● **Activity**
Below are the records. Gather each line that holds "title".

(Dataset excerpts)
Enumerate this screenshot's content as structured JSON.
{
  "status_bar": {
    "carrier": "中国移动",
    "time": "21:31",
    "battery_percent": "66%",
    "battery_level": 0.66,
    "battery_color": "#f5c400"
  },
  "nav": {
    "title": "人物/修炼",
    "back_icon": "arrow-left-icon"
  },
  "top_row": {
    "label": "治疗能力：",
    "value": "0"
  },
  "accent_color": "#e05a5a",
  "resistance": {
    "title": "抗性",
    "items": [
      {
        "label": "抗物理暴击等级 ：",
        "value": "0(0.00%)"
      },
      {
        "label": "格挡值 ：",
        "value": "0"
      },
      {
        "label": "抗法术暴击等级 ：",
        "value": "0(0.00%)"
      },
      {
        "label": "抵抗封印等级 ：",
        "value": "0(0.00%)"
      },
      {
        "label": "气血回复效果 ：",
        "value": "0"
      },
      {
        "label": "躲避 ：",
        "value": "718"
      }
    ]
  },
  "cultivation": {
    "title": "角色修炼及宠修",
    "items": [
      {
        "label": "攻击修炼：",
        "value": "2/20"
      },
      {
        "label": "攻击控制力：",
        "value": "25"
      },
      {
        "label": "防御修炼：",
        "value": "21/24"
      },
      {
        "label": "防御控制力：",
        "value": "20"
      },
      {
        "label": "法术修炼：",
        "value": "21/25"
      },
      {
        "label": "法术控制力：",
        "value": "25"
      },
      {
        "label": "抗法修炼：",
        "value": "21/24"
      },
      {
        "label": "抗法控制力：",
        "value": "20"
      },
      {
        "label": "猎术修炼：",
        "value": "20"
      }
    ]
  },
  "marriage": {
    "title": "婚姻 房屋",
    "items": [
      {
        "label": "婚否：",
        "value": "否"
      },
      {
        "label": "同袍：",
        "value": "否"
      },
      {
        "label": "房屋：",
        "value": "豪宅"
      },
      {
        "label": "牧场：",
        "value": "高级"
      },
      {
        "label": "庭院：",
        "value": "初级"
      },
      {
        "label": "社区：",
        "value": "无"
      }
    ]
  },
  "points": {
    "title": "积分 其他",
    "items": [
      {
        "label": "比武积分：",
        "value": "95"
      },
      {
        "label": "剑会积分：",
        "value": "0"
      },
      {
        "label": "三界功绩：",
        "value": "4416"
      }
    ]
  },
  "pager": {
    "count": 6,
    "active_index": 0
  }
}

● **Task response**
    "title": "人物/修炼",
    "title": "抗性",
    "title": "角色修炼及宠修",
    "title": "婚姻 房屋",
    "title": "积分 其他",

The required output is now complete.